Last week, I discussed how maths is hard, but I spent plenty of time solving a Rubik's cube anyway. At this rate, you are going to get the idea that I don't do any work at all. Nevertheless, a desire for accuracy and lulz requires me to remain truthful regarding how I spent this week in the office.
We made a piñata.
We named him Stanley the Resurrection Pig.
I don't recall who came up with the initial idea. As with all good, crazy plots, it starts off as an innocuous hypothetical scenario: piñatas equal fun, fun equal good, we could make a piñata! This is the last week all four of us will be in the office together--Aaron, Rachael, and I are going to Waterloo next week for a conference, and Jessica is off to Ireland, returning only after Aaron and Rachael's contracts are finished. So if ever there was a time to set aside the math papers and construct a papier-mâché animal, then savagely beat it to a pulp, this was that time.
None of us are piñata-making experts, and that was probably for the best. Rachael had some experience with papier-mâché--also for the best--so we made her foreman and gave her a silly newspaper hat to go with the title. In remarkably little time, we gathered together the hodge-podge of materials required to manufacture a piñata. We decided on a simple shape, assembled the skeletal structure from balloons, and mixed up a batch of goo to begin the work of creating Stanley.
Over three days, Stanley emerged from a series of colour balloons. He grew stubby legs, ears, and a snout. We named him Stanley because none of us knew anyone named Stanley, and it sounded like a good name for something we would beat to death. (I apologize to all those named Stanley reading this.) Jessica, in particular, was quite bloodthirsty about the whole project. By Friday, however, as we stuffed Stanley full of candy and trussed him in string, we were all savouring the anticipation of Resurrection-Pigpocalpyse.
Stanley met his demise rather quickly. We took him outside, where it was the warmest it has been all summer so far, and suspended him upon a suitable tree branch. Jessica, as the aforementioned most eager participant in this piñata-bashing, got the first swing. I had brought a thin, metal beam that had been propped up in one corner of the hallway outside our office with other thin, metal beams, but we started with a stick to maximize Stanley's torment. After a few swings from Jessica, however, the stick broke in two. Stanley one, us zero.

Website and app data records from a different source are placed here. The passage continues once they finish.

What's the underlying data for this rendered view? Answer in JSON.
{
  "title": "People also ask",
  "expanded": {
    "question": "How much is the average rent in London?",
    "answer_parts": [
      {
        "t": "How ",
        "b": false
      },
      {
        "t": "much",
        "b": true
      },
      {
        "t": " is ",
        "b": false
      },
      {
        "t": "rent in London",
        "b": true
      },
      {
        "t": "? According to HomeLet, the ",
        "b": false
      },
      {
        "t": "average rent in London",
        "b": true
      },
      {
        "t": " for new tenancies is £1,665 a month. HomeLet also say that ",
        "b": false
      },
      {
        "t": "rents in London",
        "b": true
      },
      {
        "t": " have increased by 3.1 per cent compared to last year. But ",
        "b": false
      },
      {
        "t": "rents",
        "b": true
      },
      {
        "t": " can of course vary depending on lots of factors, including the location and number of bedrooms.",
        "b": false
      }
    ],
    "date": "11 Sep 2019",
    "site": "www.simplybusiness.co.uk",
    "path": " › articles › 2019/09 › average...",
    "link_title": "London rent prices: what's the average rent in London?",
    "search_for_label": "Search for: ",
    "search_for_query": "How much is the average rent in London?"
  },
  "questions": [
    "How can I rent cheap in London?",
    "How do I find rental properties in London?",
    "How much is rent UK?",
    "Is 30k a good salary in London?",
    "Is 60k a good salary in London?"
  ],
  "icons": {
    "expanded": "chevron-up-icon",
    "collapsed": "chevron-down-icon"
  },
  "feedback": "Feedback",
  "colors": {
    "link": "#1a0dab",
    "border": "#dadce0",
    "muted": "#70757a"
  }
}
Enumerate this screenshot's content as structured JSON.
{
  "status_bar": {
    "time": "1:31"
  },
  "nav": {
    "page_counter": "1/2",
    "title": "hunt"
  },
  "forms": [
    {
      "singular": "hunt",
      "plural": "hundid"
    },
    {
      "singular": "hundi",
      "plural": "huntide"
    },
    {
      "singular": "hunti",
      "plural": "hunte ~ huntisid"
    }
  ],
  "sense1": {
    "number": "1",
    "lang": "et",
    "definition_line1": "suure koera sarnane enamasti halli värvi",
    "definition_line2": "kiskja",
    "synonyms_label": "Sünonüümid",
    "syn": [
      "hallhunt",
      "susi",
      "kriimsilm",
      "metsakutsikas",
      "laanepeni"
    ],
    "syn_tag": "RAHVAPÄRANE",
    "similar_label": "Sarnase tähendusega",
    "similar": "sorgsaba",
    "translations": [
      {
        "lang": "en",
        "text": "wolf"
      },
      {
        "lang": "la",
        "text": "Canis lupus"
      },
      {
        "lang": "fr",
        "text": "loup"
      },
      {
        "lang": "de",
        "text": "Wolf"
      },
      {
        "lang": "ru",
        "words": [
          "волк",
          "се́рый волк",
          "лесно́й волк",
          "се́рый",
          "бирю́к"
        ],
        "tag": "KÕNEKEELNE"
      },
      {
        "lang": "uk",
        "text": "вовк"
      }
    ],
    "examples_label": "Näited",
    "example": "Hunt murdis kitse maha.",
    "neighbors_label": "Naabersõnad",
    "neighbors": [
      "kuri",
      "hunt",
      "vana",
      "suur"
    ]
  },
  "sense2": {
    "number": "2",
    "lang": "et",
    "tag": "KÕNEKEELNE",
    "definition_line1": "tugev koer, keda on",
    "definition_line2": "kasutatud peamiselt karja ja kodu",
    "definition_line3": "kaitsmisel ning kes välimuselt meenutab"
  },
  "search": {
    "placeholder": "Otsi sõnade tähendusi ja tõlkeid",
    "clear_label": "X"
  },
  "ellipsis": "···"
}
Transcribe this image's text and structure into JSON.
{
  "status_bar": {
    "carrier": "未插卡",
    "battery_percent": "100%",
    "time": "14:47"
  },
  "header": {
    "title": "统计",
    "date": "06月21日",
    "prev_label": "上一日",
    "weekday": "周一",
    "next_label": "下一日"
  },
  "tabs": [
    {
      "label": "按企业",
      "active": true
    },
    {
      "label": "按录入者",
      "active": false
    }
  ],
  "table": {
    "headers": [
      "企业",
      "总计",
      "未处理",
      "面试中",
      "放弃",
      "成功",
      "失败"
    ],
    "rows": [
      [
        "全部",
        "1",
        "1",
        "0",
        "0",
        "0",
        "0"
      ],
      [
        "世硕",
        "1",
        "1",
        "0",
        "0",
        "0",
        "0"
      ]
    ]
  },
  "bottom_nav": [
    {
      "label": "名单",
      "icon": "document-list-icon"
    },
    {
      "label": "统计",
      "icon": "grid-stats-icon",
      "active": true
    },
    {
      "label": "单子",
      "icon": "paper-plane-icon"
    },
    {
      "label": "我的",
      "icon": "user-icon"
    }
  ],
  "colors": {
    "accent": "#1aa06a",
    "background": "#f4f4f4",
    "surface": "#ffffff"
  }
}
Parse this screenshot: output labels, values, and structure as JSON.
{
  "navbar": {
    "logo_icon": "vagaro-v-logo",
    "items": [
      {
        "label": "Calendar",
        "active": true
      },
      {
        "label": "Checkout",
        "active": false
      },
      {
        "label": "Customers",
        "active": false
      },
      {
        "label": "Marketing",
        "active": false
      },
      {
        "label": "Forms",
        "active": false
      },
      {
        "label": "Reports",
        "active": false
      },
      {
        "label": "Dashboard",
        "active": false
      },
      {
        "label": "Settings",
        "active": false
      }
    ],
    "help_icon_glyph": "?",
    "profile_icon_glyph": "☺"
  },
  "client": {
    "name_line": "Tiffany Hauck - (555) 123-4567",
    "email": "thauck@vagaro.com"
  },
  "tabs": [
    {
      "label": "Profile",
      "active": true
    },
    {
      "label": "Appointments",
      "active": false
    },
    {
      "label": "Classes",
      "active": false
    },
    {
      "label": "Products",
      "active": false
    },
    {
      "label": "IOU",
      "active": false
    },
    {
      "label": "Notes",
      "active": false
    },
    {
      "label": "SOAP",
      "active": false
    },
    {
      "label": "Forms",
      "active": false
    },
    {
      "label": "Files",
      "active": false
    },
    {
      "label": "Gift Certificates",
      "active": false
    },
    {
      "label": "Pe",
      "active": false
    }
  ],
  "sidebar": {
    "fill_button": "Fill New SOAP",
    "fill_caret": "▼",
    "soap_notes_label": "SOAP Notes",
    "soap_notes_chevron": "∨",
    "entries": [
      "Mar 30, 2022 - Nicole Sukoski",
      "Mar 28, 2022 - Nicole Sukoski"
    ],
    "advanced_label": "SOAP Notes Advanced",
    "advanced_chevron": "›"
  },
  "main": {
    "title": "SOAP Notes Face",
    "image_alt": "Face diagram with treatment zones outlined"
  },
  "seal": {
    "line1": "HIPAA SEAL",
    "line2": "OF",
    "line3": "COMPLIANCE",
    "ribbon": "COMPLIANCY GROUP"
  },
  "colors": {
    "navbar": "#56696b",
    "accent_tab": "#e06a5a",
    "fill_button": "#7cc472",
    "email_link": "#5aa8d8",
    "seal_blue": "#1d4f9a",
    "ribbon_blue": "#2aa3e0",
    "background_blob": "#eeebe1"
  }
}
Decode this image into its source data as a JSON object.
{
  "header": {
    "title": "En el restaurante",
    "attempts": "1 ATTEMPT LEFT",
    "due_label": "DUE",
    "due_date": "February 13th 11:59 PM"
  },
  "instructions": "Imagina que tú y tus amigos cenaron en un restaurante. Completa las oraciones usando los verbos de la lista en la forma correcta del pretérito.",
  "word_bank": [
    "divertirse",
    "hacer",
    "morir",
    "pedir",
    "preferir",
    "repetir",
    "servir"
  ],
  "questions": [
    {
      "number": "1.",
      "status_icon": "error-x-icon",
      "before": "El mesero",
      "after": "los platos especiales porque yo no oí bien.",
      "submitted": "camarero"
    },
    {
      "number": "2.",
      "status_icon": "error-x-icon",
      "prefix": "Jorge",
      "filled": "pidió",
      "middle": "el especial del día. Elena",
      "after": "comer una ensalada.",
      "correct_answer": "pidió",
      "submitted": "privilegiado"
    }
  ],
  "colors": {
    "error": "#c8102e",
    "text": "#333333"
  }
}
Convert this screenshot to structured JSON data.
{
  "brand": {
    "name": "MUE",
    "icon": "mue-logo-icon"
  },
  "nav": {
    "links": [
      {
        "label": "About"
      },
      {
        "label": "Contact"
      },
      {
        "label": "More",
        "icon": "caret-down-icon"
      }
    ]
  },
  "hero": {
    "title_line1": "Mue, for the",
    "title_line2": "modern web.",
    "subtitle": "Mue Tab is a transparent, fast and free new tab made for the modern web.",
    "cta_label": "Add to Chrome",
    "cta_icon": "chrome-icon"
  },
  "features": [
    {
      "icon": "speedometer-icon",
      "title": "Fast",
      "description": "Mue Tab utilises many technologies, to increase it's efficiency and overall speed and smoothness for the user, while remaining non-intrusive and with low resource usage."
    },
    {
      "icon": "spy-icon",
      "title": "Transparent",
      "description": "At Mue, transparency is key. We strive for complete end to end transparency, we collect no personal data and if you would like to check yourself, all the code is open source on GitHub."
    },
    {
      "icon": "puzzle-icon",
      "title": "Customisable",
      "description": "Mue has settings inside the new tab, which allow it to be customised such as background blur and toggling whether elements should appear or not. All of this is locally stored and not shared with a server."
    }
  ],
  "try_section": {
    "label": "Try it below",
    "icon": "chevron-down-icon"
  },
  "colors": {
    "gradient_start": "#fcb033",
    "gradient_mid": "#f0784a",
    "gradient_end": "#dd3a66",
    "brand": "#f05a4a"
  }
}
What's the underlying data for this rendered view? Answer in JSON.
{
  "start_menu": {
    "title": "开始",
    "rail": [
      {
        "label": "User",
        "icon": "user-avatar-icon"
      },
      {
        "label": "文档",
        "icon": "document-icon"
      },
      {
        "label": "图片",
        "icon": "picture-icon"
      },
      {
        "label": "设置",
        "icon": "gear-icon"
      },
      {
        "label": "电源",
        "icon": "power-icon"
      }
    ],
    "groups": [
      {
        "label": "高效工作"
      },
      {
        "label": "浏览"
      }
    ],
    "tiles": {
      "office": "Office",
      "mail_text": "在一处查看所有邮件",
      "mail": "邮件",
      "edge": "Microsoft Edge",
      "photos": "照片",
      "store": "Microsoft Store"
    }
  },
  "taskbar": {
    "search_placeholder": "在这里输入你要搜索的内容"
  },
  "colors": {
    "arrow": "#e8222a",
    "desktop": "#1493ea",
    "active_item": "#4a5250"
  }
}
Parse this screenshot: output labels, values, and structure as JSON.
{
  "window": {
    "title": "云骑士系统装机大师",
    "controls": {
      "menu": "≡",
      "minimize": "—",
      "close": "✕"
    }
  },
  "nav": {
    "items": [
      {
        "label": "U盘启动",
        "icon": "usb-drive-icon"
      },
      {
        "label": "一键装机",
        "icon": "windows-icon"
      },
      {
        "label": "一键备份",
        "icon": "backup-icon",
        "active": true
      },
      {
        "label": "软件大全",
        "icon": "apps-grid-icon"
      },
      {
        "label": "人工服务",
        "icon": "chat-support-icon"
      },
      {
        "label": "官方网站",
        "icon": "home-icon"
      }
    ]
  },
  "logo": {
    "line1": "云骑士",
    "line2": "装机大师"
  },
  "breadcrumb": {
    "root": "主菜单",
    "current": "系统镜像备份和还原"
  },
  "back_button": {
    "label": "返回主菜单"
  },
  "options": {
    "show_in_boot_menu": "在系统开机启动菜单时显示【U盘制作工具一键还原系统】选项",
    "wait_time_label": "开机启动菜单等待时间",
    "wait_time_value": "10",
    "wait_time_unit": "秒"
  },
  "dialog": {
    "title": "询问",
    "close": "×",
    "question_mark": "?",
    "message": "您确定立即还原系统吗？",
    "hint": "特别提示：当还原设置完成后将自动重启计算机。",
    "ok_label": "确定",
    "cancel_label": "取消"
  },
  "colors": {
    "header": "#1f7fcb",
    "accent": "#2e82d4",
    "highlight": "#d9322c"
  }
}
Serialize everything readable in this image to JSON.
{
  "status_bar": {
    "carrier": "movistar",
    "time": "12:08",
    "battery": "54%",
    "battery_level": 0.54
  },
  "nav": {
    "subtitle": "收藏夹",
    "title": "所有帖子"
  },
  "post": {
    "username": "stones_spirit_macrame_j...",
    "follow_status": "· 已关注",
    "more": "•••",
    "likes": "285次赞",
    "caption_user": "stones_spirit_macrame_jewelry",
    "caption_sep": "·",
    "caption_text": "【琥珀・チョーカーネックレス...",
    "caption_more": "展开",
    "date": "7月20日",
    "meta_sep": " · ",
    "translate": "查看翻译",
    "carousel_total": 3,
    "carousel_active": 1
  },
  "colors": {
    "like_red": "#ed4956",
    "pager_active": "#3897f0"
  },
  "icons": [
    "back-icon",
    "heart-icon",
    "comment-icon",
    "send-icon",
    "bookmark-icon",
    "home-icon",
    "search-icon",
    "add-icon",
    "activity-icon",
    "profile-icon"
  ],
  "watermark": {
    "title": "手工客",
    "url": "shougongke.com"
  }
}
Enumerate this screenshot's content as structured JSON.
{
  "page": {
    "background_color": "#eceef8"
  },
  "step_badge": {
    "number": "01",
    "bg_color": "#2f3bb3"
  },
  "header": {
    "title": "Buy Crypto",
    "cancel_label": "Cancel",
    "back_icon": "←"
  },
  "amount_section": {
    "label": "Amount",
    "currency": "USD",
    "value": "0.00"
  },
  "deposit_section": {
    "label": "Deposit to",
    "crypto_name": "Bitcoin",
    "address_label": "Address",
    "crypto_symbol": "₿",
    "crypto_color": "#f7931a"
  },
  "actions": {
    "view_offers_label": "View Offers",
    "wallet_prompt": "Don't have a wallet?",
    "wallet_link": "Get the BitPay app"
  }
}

So we switched to the metal beam, and Stanley's death came swift. Jessica pretty much decapitated him with a single, fearsome blow. Aaron, Rachael, and I quickly followed, each of us contributing to his destruction in our own way, until finally he lay on the ground, battered and broken, a shell of his former self.
Stanley was no more. But in his death, he gave us one final gift: lots and lots of candy. Oh, and math riddles. But moreso candy. Really, way too much candy. We had all brought candy, and even though much of the chocolate melted from the heat, there was more than we wanted to take home with us. There is still some of it languishing in the office despite our forthcoming week-long absence.
I could talk about what I've been researching this week, how my supervising prof was in town only for the two days we were dunking our hands in flour-water to make a piñata in the office. I could mention that I've started running programs on SHARCNET and it's awesome. Really, all of these things pale in comparison to spending a week making, and breaking, a piñata.
This was the eighth week of my research. I'm now halfway through my summer job, and it feels like I've barely begun. Wow.
Farewell, Stanley the Resurrection Pig. You served but a brief, miserable existence, but you served it well. So long, and thanks for all the fish--er, candy.